That many ecologically important traits, like SR, cluster around particular values but not others suggests pervasive constraint on phenotypic evolution. The emerging evidence from this and other recent studies on SR (see especially ) is that peaks of high fitness are constrained by a trade-off between photosynthetic rate and defence against foliar pathogens that preferentially infect through upper stomata. In particular, the cost–benefit model analysed here predicts that even a small change in the fitness costs or benefits are sufficient to shift trait evolution into qualitatively different selective regimes. If it is generally true that multimodal traits are associated with rapid regime shifts, then one way forward is to look for signatures of such shifts in closely related species that sit astride different regimes. For example, Muir et al.  recently identified two large effect loci that together account for the phenotypic difference between hypostomatous and amphistomatous species, perhaps suggesting that these loci enabled a regime shift.

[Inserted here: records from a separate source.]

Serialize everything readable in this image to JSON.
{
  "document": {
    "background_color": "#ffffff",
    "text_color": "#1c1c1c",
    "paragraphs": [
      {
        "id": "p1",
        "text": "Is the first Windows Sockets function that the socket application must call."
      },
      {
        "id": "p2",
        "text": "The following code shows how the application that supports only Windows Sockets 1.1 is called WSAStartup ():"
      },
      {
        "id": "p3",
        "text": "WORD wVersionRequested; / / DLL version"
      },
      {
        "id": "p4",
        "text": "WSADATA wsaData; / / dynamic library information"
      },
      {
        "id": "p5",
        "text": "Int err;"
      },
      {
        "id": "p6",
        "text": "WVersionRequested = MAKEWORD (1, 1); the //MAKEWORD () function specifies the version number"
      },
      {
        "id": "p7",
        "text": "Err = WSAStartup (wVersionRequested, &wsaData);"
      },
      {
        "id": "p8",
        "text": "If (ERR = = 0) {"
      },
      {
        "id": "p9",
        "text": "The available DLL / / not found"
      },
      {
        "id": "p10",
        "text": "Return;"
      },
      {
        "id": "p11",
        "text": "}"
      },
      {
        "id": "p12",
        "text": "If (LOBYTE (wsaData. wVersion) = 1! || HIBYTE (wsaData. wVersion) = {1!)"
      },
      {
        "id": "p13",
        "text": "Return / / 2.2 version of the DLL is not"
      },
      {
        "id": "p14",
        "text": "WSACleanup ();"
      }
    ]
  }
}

Integrating comparative biology, mechanistic studies of organismal function and the genetics of adaptation points to a general approach for evaluating the common features of macroevolutionary adaptive landscapes and, hence, the role of selection in constraining phenotypic evolution.
All data are accessible from the Dryad digital repository, http://dx.doi.org/10.5061/dryad.rj7g1.
I have no competing interests.
I am supported by a Biodiversity Postdoctoral Fellowship funded by NSERC-CREATE.
Ranessa Cooper, Jenny Read, Gregory Jordan and Tim Brodribb generously made data available. I thank two anonymous reviewers, Tim Brodribb, Lawren Sack, William Smith, Sally Otto and members of the Angert, Otto, Schluter and Whitlock laboratories for their feedback on earlier versions of this manuscript.
- Received June 20, 2015.
- Accepted July 22, 2015.
- © 2015 The Author(s)
Published by the Royal Society. All rights reserved.